### INFORMATION SUPPLIED
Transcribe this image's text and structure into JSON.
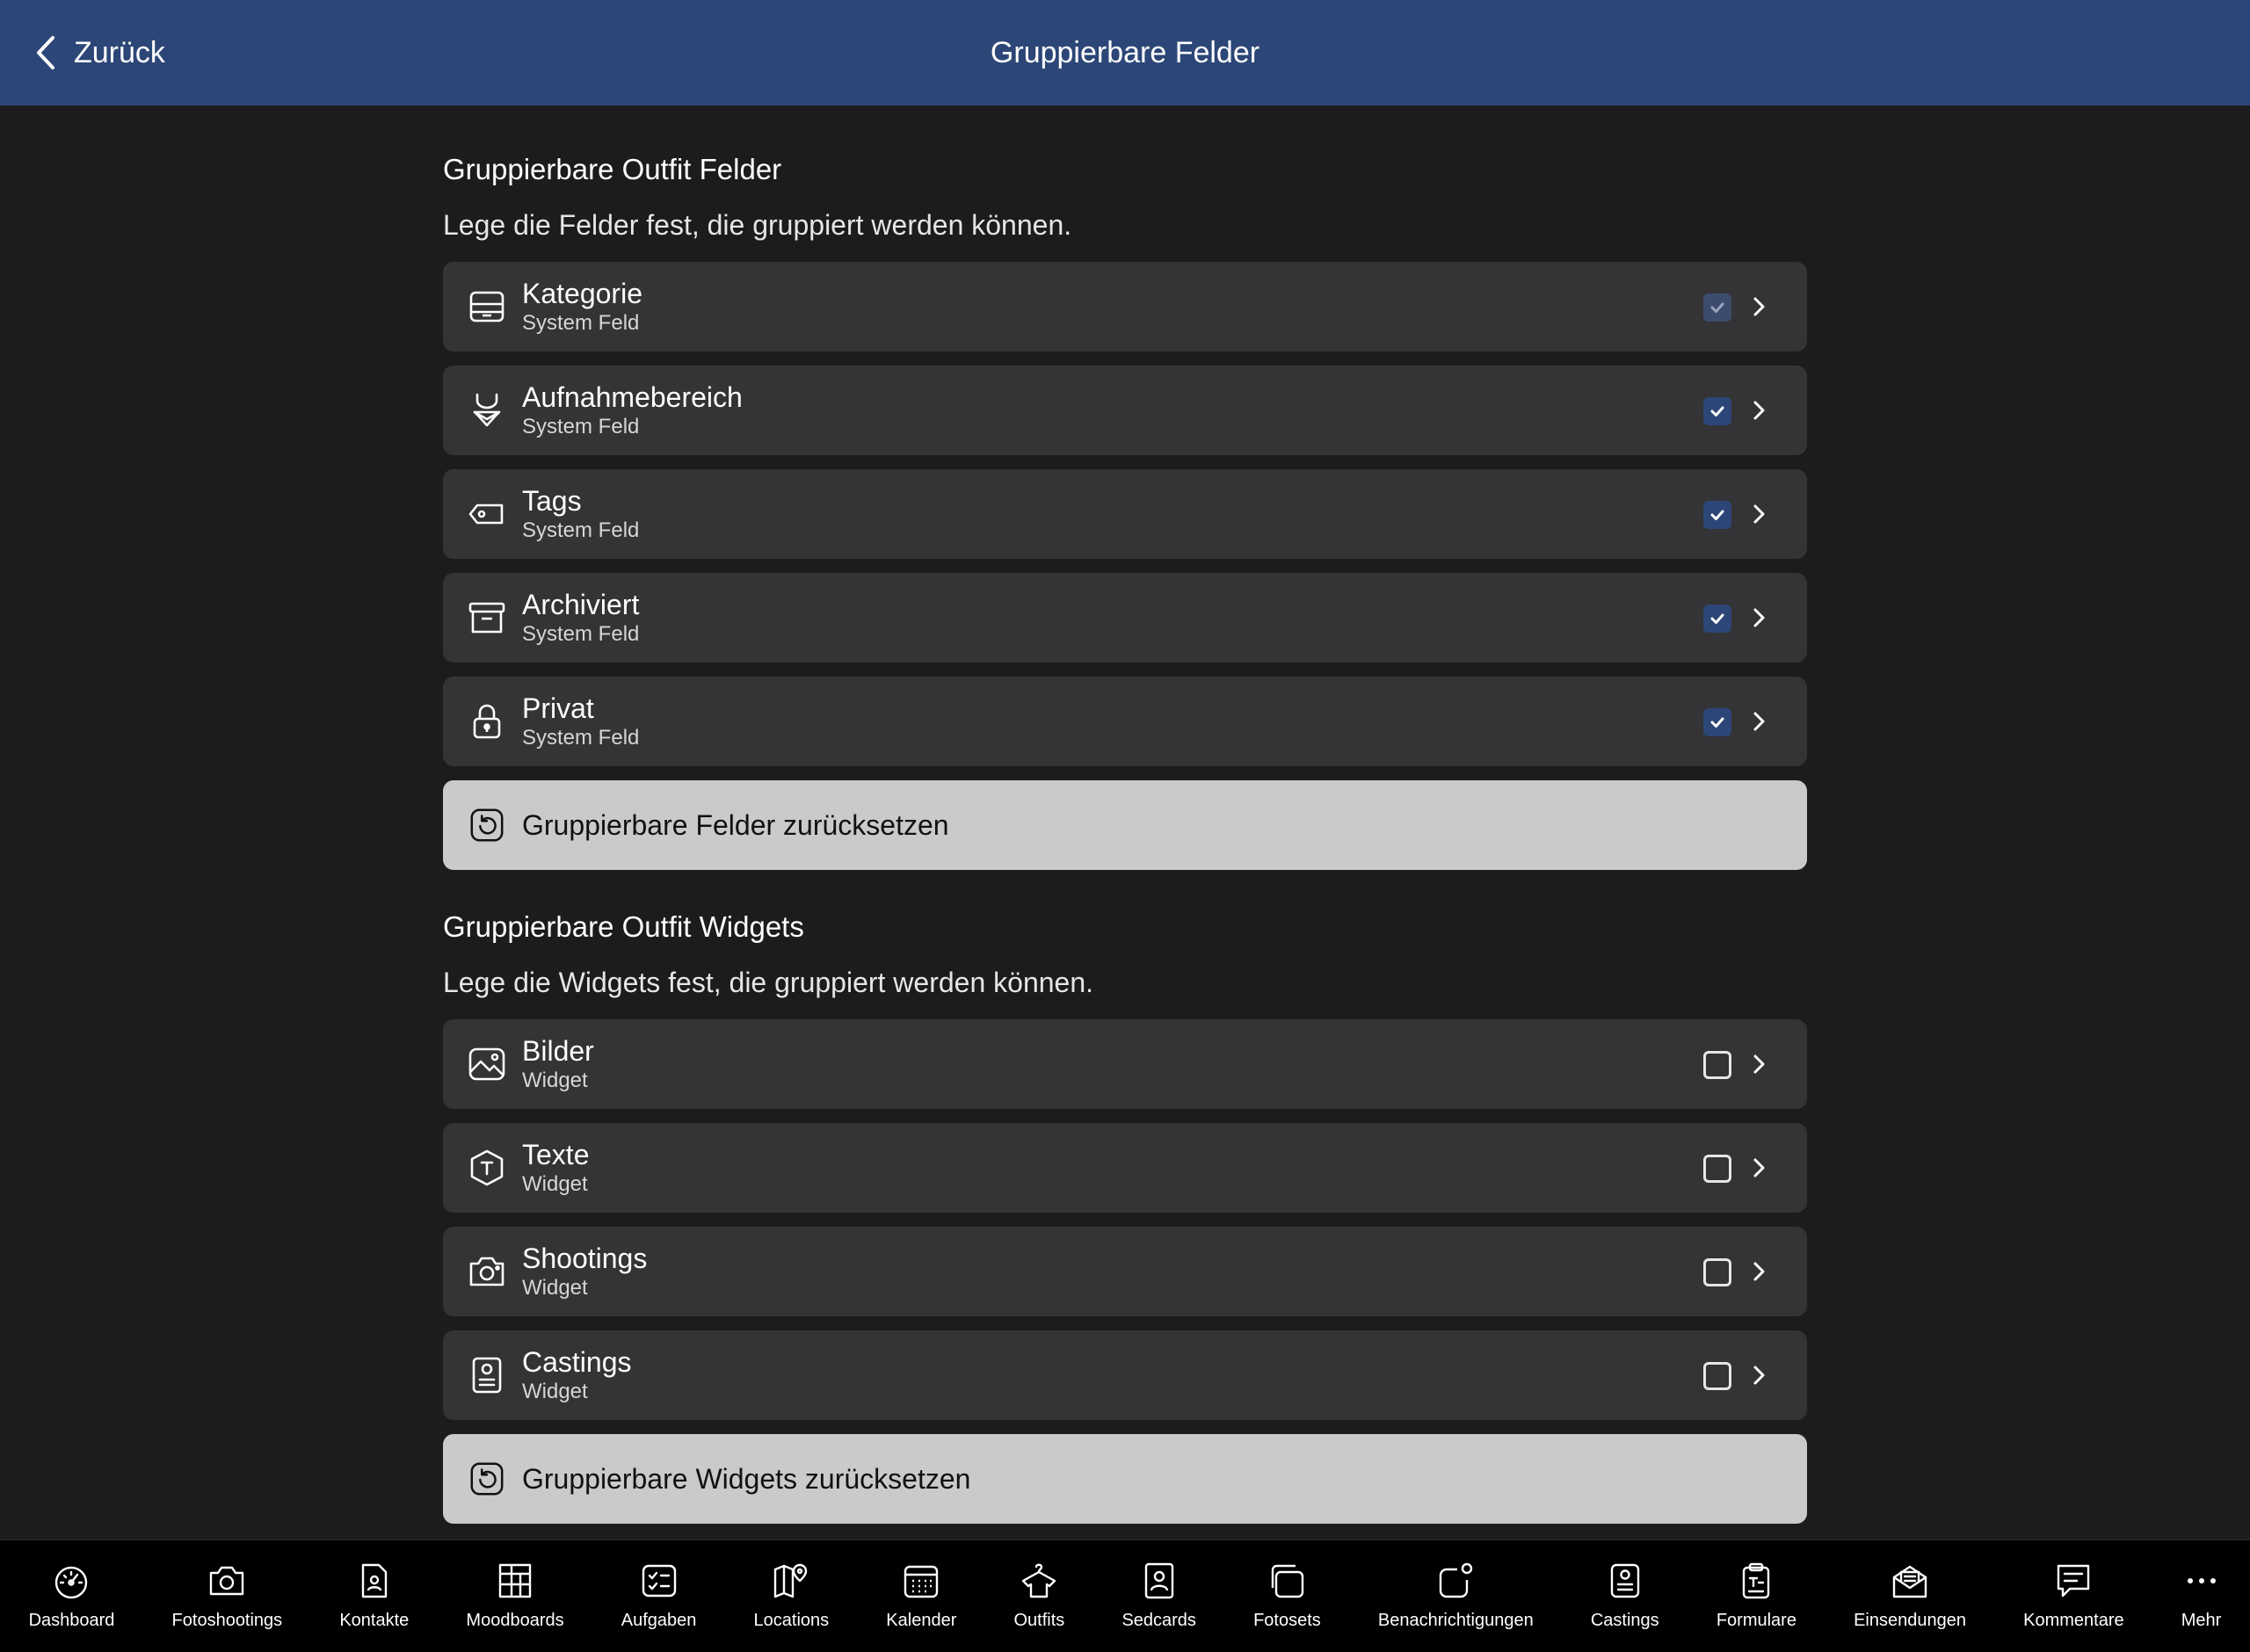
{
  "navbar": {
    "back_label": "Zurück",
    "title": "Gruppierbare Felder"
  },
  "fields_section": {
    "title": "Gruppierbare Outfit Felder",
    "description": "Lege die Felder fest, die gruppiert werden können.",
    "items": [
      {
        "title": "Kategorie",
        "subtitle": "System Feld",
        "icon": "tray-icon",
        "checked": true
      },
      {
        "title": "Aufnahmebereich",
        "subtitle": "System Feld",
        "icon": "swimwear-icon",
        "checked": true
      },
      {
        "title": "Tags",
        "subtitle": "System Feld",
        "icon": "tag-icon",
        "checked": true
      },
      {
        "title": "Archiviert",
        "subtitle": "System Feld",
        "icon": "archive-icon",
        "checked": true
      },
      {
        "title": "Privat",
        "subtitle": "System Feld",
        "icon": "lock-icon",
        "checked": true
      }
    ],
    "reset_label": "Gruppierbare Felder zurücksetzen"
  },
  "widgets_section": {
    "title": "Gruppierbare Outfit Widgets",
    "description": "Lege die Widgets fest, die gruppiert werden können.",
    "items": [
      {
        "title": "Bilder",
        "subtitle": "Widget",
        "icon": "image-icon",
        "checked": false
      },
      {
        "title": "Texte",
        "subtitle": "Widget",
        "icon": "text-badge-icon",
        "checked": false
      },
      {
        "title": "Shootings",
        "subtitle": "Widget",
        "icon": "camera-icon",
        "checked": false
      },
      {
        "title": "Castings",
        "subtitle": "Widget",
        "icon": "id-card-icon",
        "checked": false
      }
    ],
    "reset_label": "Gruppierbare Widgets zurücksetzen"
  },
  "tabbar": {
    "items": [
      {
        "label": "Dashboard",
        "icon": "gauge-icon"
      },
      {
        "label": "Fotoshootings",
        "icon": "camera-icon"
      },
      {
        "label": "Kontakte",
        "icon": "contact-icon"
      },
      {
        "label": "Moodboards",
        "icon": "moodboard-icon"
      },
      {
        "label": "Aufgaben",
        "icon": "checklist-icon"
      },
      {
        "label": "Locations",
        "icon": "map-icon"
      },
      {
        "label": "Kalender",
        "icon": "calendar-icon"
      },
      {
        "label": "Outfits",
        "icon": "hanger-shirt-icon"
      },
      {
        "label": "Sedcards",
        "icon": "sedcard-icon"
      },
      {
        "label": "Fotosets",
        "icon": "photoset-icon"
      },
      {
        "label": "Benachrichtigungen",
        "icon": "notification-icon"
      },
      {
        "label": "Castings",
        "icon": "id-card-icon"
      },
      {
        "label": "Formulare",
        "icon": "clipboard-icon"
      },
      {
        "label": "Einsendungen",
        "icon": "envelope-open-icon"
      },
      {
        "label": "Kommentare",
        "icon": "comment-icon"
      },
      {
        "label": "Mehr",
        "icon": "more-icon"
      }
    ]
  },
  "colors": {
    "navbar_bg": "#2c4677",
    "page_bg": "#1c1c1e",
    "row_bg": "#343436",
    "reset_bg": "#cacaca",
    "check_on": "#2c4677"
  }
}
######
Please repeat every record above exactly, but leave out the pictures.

Transcribe this image's text and structure into JSON.
{
  "navbar": {
    "back_label": "Zurück",
    "title": "Gruppierbare Felder"
  },
  "fields_section": {
    "title": "Gruppierbare Outfit Felder",
    "description": "Lege die Felder fest, die gruppiert werden können.",
    "items": [
      {
        "title": "Kategorie",
        "subtitle": "System Feld",
        "icon": "tray-icon",
        "checked": true
      },
      {
        "title": "Aufnahmebereich",
        "subtitle": "System Feld",
        "icon": "swimwear-icon",
        "checked": true
      },
      {
        "title": "Tags",
        "subtitle": "System Feld",
        "icon": "tag-icon",
        "checked": true
      },
      {
        "title": "Archiviert",
        "subtitle": "System Feld",
        "icon": "archive-icon",
        "checked": true
      },
      {
        "title": "Privat",
        "subtitle": "System Feld",
        "icon": "lock-icon",
        "checked": true
      }
    ],
    "reset_label": "Gruppierbare Felder zurücksetzen"
  },
  "widgets_section": {
    "title": "Gruppierbare Outfit Widgets",
    "description": "Lege die Widgets fest, die gruppiert werden können.",
    "items": [
      {
        "title": "Bilder",
        "subtitle": "Widget",
        "icon": "image-icon",
        "checked": false
      },
      {
        "title": "Texte",
        "subtitle": "Widget",
        "icon": "text-badge-icon",
        "checked": false
      },
      {
        "title": "Shootings",
        "subtitle": "Widget",
        "icon": "camera-icon",
        "checked": false
      },
      {
        "title": "Castings",
        "subtitle": "Widget",
        "icon": "id-card-icon",
        "checked": false
      }
    ],
    "reset_label": "Gruppierbare Widgets zurücksetzen"
  },
  "tabbar": {
    "items": [
      {
        "label": "Dashboard",
        "icon": "gauge-icon"
      },
      {
        "label": "Fotoshootings",
        "icon": "camera-icon"
      },
      {
        "label": "Kontakte",
        "icon": "contact-icon"
      },
      {
        "label": "Moodboards",
        "icon": "moodboard-icon"
      },
      {
        "label": "Aufgaben",
        "icon": "checklist-icon"
      },
      {
        "label": "Locations",
        "icon": "map-icon"
      },
      {
        "label": "Kalender",
        "icon": "calendar-icon"
      },
      {
        "label": "Outfits",
        "icon": "hanger-shirt-icon"
      },
      {
        "label": "Sedcards",
        "icon": "sedcard-icon"
      },
      {
        "label": "Fotosets",
        "icon": "photoset-icon"
      },
      {
        "label": "Benachrichtigungen",
        "icon": "notification-icon"
      },
      {
        "label": "Castings",
        "icon": "id-card-icon"
      },
      {
        "label": "Formulare",
        "icon": "clipboard-icon"
      },
      {
        "label": "Einsendungen",
        "icon": "envelope-open-icon"
      },
      {
        "label": "Kommentare",
        "icon": "comment-icon"
      },
      {
        "label": "Mehr",
        "icon": "more-icon"
      }
    ]
  },
  "colors": {
    "navbar_bg": "#2c4677",
    "page_bg": "#1c1c1e",
    "row_bg": "#343436",
    "reset_bg": "#cacaca",
    "check_on": "#2c4677"
  }
}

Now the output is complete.